You’ll be wowed by the seemingly infinite vortex-like view that the towering buildings afford. When photographing, be sure to focus your camera on the building, otherwise you’ll only capture the square of sky that’s visible and lose the fantastic detail of the stacked balconies. Visit when the sun is higher in the sky, so that each side of the building’s square is nicely illuminated.

Lok Wah South Estate

Located in Kwun Tong, just off of Chun Wah Road, is Lok Wah South Estate, a series of public rental housing “estates” that are inconspicuous, save for a few creative elements.

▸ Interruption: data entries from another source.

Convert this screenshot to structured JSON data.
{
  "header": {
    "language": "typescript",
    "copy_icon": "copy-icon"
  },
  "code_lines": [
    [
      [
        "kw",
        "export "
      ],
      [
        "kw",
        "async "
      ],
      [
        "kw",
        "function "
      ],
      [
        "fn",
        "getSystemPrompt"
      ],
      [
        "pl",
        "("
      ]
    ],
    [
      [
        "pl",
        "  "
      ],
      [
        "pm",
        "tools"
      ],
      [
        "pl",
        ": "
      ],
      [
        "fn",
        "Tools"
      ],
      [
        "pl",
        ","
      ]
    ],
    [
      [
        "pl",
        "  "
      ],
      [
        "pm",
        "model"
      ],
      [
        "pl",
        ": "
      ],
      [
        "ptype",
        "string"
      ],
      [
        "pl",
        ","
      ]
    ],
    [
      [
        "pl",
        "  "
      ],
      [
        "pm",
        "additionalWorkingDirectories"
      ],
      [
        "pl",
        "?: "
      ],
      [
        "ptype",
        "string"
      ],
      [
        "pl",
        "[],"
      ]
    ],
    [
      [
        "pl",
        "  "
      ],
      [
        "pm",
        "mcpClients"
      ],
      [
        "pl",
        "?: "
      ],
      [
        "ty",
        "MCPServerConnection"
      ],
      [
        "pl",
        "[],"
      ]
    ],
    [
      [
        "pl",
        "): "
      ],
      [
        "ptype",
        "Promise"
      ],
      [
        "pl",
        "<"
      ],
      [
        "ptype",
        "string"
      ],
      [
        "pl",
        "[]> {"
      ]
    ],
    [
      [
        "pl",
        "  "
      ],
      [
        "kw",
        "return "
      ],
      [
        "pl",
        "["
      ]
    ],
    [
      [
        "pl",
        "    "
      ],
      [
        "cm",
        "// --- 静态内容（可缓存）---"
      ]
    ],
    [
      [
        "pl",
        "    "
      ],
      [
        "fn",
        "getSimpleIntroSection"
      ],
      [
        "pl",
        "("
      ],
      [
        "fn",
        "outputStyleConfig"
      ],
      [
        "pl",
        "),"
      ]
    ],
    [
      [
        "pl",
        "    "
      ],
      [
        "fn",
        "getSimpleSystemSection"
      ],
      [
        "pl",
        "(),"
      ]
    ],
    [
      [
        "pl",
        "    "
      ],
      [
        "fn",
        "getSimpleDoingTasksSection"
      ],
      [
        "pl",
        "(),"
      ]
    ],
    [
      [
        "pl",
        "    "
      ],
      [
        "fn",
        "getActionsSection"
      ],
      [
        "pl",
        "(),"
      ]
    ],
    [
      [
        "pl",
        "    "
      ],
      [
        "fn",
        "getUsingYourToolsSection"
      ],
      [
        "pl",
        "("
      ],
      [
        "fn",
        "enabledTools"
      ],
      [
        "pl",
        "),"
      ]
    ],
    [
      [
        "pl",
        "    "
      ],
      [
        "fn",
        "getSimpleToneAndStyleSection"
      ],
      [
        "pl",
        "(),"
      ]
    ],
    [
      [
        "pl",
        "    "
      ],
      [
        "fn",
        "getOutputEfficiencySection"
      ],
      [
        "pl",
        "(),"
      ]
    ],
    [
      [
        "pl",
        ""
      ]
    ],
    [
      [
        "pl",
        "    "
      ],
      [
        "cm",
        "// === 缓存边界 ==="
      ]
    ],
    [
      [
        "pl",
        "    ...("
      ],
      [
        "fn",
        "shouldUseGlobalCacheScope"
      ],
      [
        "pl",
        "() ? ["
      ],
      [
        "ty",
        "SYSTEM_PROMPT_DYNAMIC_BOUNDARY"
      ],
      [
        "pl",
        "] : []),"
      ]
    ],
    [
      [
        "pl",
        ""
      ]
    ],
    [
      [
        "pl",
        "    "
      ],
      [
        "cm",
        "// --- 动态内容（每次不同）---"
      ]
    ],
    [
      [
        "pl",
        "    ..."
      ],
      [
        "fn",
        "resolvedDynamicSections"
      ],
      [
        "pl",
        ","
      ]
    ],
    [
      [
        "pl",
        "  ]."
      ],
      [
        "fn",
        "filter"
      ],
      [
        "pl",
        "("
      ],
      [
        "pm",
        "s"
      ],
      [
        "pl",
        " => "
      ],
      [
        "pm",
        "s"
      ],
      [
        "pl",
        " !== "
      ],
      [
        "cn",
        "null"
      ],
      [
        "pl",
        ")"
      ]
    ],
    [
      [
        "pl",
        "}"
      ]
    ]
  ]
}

The colorful children’s playground has proven to be excellent stomping grounds for curious photographers, and the roof of the parking garage is Lok Wah’s most oft-photographed asset. The roof  hosts turquoise-colored concentric circles that serve as both a bizarre subject and a fascinating backdrop. We’re going to go against the grain here and encourage you to visit during midday — the shadows from the circle cutouts and the bars above create a texture-rich environment that’s fun to photograph on its own or as a backdrop for a portrait, or an acrobatic feat!

Photo by @Haixing0527

Lai Tak Tsuen

The artistry found in Hong Kong’s public housing estates continues with Lai Tak Tsuen, located in Tai Hang in the Wan Chai District. Visit the complex and walk to to the center of each building, but keep your eyes on the sky. You’ll be amazed by the tunnel-like view of the circular balconies. Photograph from different levels to capture a variety of views. Use a wide-angle lens, especially if you’re planning on photographing someone across a balcony, and make the most of the changing light to  capture interesting shadows as they pass through the circular structures.

Photo by Marina Ershova

Dim Sum

One of Hong Kong’s tastiest traditions is its infatuation with dim sum, a Cantonese cuisine served in small portions from steamer baskets. Dim sum is both a culinary and visual experience, and the sight of a table filled with delicacies is a must-capture when you visit Hong Kong. For traditional dim sum, head to Tim Ho Wan or Yan Toh Heen. Hello Kitty Fans, rejoice. There’s a restaurant devoted entirely to dim sum modeled after this famous feline. Try to photograph your table from above to capture the variety of dishes served and the intricacy of each basket, and don’t forget to utilize natural light for best results!

Neon Signs

No visit to Hong Kong would be complete without a snapshot of the city’s famous neon lights. If you have the chance to visit Hong Kong in the next few years, be sure to get a photo because the shops of Hong Kong are slowly making the transition to LED lights, which do not have the same magic as neon. Visit Nathan Road, Jordan Road, Tung Choi Street, and Lockhart Road for neon-heavy zones.

Be sure to set your camera on a low light setting, and use a tripod to keep your image from blurring, since you’ll need to use a slower shutter speed to capture quality images. Experiment photographing from different angles and see if you can capture the flow of traffic alongside the vibrant signs.

Have you ever visited Hong Kong? Let us know which of the city’s sights you find most photogenic!